--- Records for the task ---
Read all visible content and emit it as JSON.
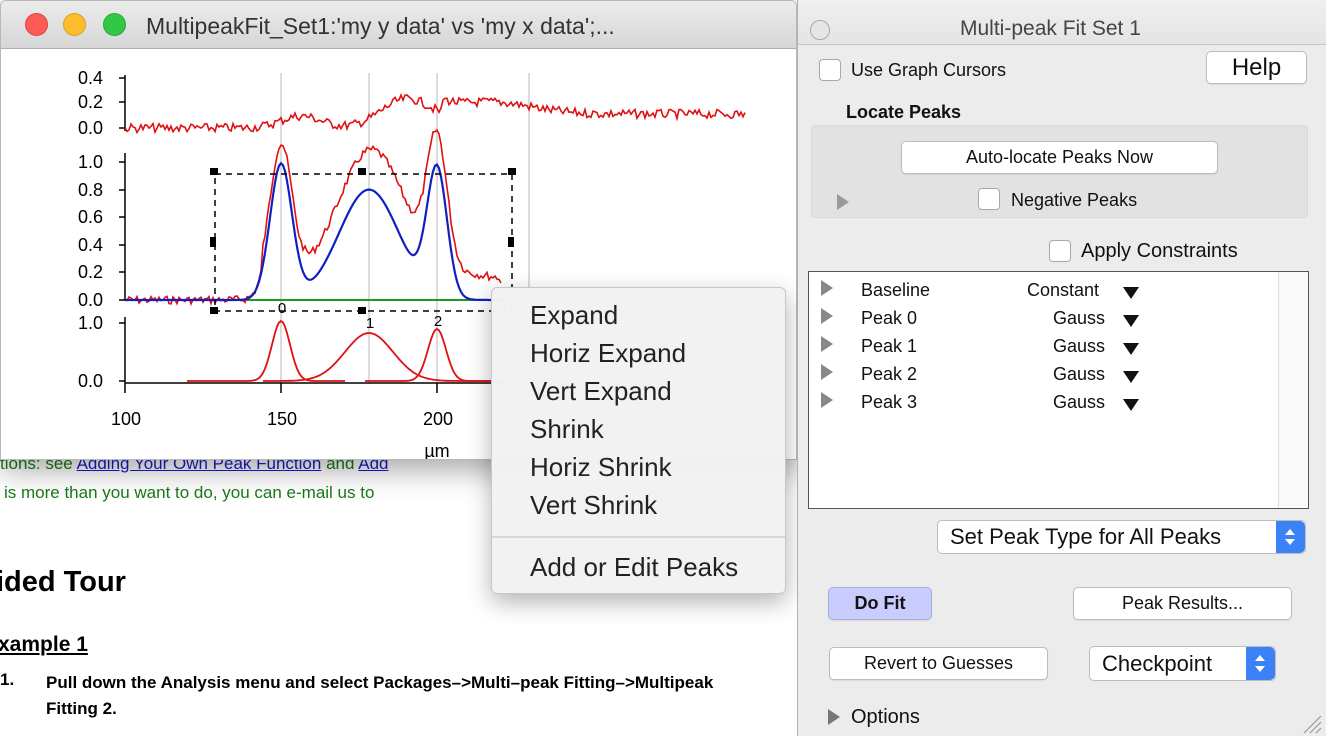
{
  "doc": {
    "fragment_1": "tions: see",
    "link_1": "Adding Your Own Peak Function",
    "fragment_2": "and",
    "link_2": "Add",
    "line_2": "is more than you want to do, you can e-mail us to",
    "section_title": "ided Tour",
    "example_title": "xample 1",
    "step_number": "1.",
    "step_1": "Pull down the Analysis menu and select Packages–>Multi–peak Fitting–>Multipeak Fitting 2."
  },
  "graph_window": {
    "title": "MultipeakFit_Set1:'my y data' vs 'my x data';...",
    "x_axis_label": "µm",
    "x_ticks": [
      "100",
      "150",
      "200"
    ],
    "residual_ticks": [
      "0.4",
      "0.2",
      "0.0"
    ],
    "main_ticks": [
      "1.0",
      "0.8",
      "0.6",
      "0.4",
      "0.2",
      "0.0"
    ],
    "peaks_ticks": [
      "1.0",
      "0.0"
    ],
    "peak_labels": [
      "0",
      "1",
      "2"
    ],
    "colors": {
      "data": "#e01010",
      "fit": "#1020c0",
      "baseline": "#1a9a1a"
    }
  },
  "context_menu": {
    "items": [
      "Expand",
      "Horiz Expand",
      "Vert Expand",
      "Shrink",
      "Horiz Shrink",
      "Vert Shrink"
    ],
    "extra_item": "Add or Edit Peaks"
  },
  "panel": {
    "title": "Multi-peak Fit Set 1",
    "use_graph_cursors": "Use Graph Cursors",
    "help": "Help",
    "locate_peaks_heading": "Locate Peaks",
    "auto_locate": "Auto-locate Peaks Now",
    "negative_peaks": "Negative Peaks",
    "apply_constraints": "Apply Constraints",
    "peak_list": [
      {
        "name": "Baseline",
        "type": "Constant"
      },
      {
        "name": "Peak 0",
        "type": "Gauss"
      },
      {
        "name": "Peak 1",
        "type": "Gauss"
      },
      {
        "name": "Peak 2",
        "type": "Gauss"
      },
      {
        "name": "Peak 3",
        "type": "Gauss"
      }
    ],
    "set_peak_type": "Set Peak Type for All Peaks",
    "do_fit": "Do Fit",
    "peak_results": "Peak Results...",
    "revert": "Revert to Guesses",
    "checkpoint": "Checkpoint",
    "options": "Options"
  }
}
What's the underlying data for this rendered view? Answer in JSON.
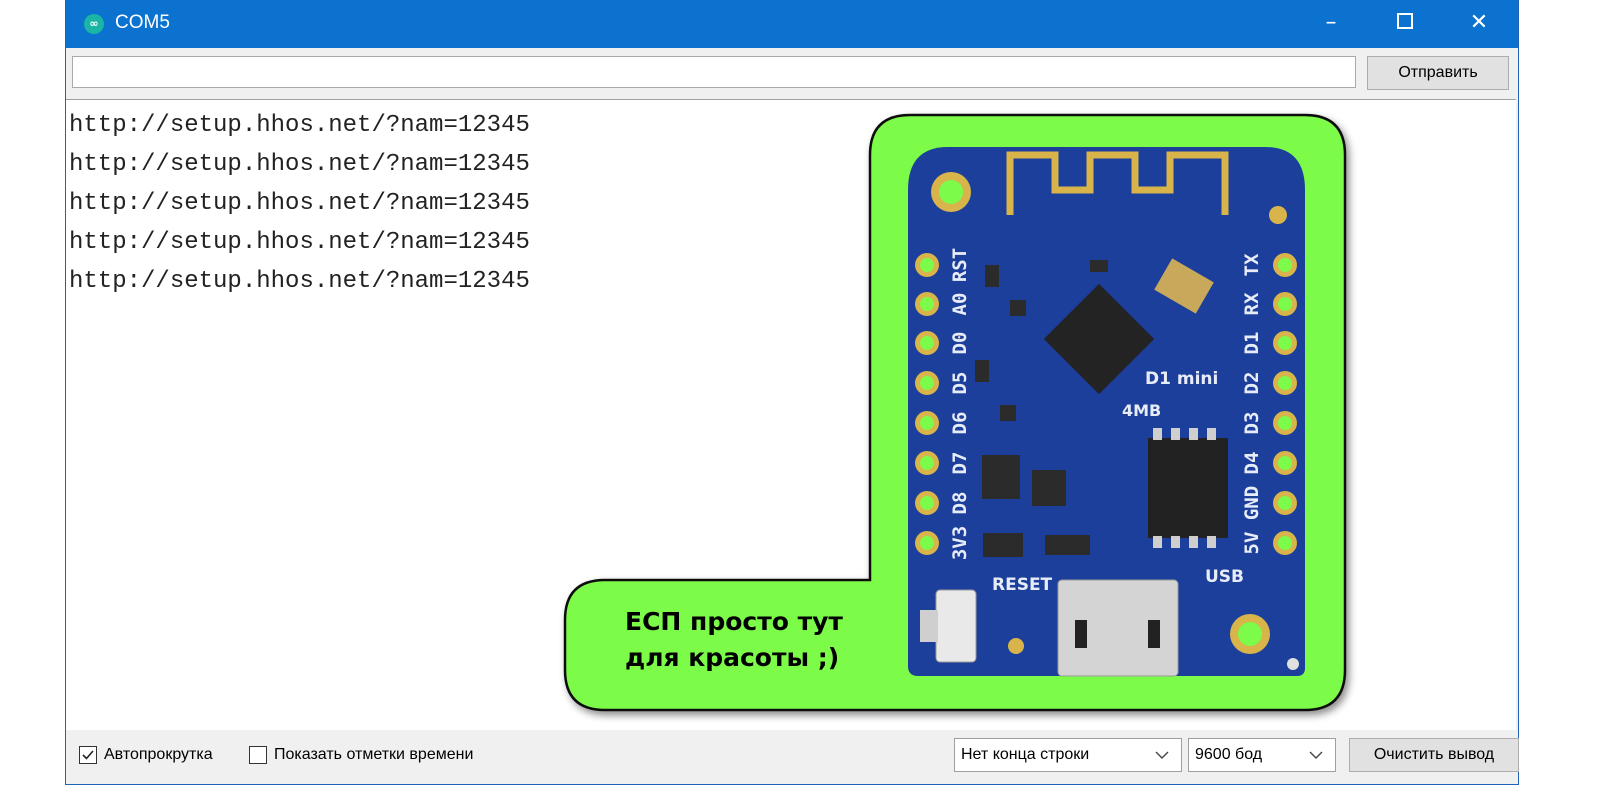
{
  "window": {
    "title": "COM5",
    "app_icon": "arduino-infinity-icon"
  },
  "titlebar_buttons": {
    "minimize": "–",
    "close": "✕"
  },
  "send": {
    "input_value": "",
    "button_label": "Отправить"
  },
  "output": {
    "lines": [
      "http://setup.hhos.net/?nam=12345",
      "http://setup.hhos.net/?nam=12345",
      "http://setup.hhos.net/?nam=12345",
      "http://setup.hhos.net/?nam=12345",
      "http://setup.hhos.net/?nam=12345"
    ]
  },
  "bottom": {
    "autoscroll": {
      "label": "Автопрокрутка",
      "checked": true
    },
    "timestamps": {
      "label": "Показать отметки времени",
      "checked": false
    },
    "line_ending": {
      "value": "Нет конца строки"
    },
    "baud": {
      "value": "9600 бод"
    },
    "clear_label": "Очистить вывод"
  },
  "overlay": {
    "caption_line1": "ЕСП просто тут",
    "caption_line2": "для красоты ;)",
    "board": {
      "left_pins": [
        "RST",
        "A0",
        "D0",
        "D5",
        "D6",
        "D7",
        "D8",
        "3V3"
      ],
      "right_pins": [
        "TX",
        "RX",
        "D1",
        "D2",
        "D3",
        "D4",
        "GND",
        "5V"
      ],
      "model_label": "D1 mini",
      "flash_label": "4MB",
      "reset_label": "RESET",
      "usb_label": "USB"
    },
    "colors": {
      "bubble_green": "#7cfb4a",
      "board_blue": "#1d3f9c",
      "gold": "#d8b44a"
    }
  }
}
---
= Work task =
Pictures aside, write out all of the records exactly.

= Answer below =
Read all visible content and emit it as JSON.
{
  "doc": {
    "fragment_1": "tions: see",
    "link_1": "Adding Your Own Peak Function",
    "fragment_2": "and",
    "link_2": "Add",
    "line_2": "is more than you want to do, you can e-mail us to",
    "section_title": "ided Tour",
    "example_title": "xample 1",
    "step_number": "1.",
    "step_1": "Pull down the Analysis menu and select Packages–>Multi–peak Fitting–>Multipeak Fitting 2."
  },
  "graph_window": {
    "title": "MultipeakFit_Set1:'my y data' vs 'my x data';...",
    "x_axis_label": "µm",
    "x_ticks": [
      "100",
      "150",
      "200"
    ],
    "residual_ticks": [
      "0.4",
      "0.2",
      "0.0"
    ],
    "main_ticks": [
      "1.0",
      "0.8",
      "0.6",
      "0.4",
      "0.2",
      "0.0"
    ],
    "peaks_ticks": [
      "1.0",
      "0.0"
    ],
    "peak_labels": [
      "0",
      "1",
      "2"
    ],
    "colors": {
      "data": "#e01010",
      "fit": "#1020c0",
      "baseline": "#1a9a1a"
    }
  },
  "context_menu": {
    "items": [
      "Expand",
      "Horiz Expand",
      "Vert Expand",
      "Shrink",
      "Horiz Shrink",
      "Vert Shrink"
    ],
    "extra_item": "Add or Edit Peaks"
  },
  "panel": {
    "title": "Multi-peak Fit Set 1",
    "use_graph_cursors": "Use Graph Cursors",
    "help": "Help",
    "locate_peaks_heading": "Locate Peaks",
    "auto_locate": "Auto-locate Peaks Now",
    "negative_peaks": "Negative Peaks",
    "apply_constraints": "Apply Constraints",
    "peak_list": [
      {
        "name": "Baseline",
        "type": "Constant"
      },
      {
        "name": "Peak 0",
        "type": "Gauss"
      },
      {
        "name": "Peak 1",
        "type": "Gauss"
      },
      {
        "name": "Peak 2",
        "type": "Gauss"
      },
      {
        "name": "Peak 3",
        "type": "Gauss"
      }
    ],
    "set_peak_type": "Set Peak Type for All Peaks",
    "do_fit": "Do Fit",
    "peak_results": "Peak Results...",
    "revert": "Revert to Guesses",
    "checkpoint": "Checkpoint",
    "options": "Options"
  }
}
What's the underlying data for this rendered view? Answer in JSON.
{
  "window": {
    "title": "COM5",
    "app_icon": "arduino-infinity-icon"
  },
  "titlebar_buttons": {
    "minimize": "–",
    "close": "✕"
  },
  "send": {
    "input_value": "",
    "button_label": "Отправить"
  },
  "output": {
    "lines": [
      "http://setup.hhos.net/?nam=12345",
      "http://setup.hhos.net/?nam=12345",
      "http://setup.hhos.net/?nam=12345",
      "http://setup.hhos.net/?nam=12345",
      "http://setup.hhos.net/?nam=12345"
    ]
  },
  "bottom": {
    "autoscroll": {
      "label": "Автопрокрутка",
      "checked": true
    },
    "timestamps": {
      "label": "Показать отметки времени",
      "checked": false
    },
    "line_ending": {
      "value": "Нет конца строки"
    },
    "baud": {
      "value": "9600 бод"
    },
    "clear_label": "Очистить вывод"
  },
  "overlay": {
    "caption_line1": "ЕСП просто тут",
    "caption_line2": "для красоты ;)",
    "board": {
      "left_pins": [
        "RST",
        "A0",
        "D0",
        "D5",
        "D6",
        "D7",
        "D8",
        "3V3"
      ],
      "right_pins": [
        "TX",
        "RX",
        "D1",
        "D2",
        "D3",
        "D4",
        "GND",
        "5V"
      ],
      "model_label": "D1 mini",
      "flash_label": "4MB",
      "reset_label": "RESET",
      "usb_label": "USB"
    },
    "colors": {
      "bubble_green": "#7cfb4a",
      "board_blue": "#1d3f9c",
      "gold": "#d8b44a"
    }
  }
}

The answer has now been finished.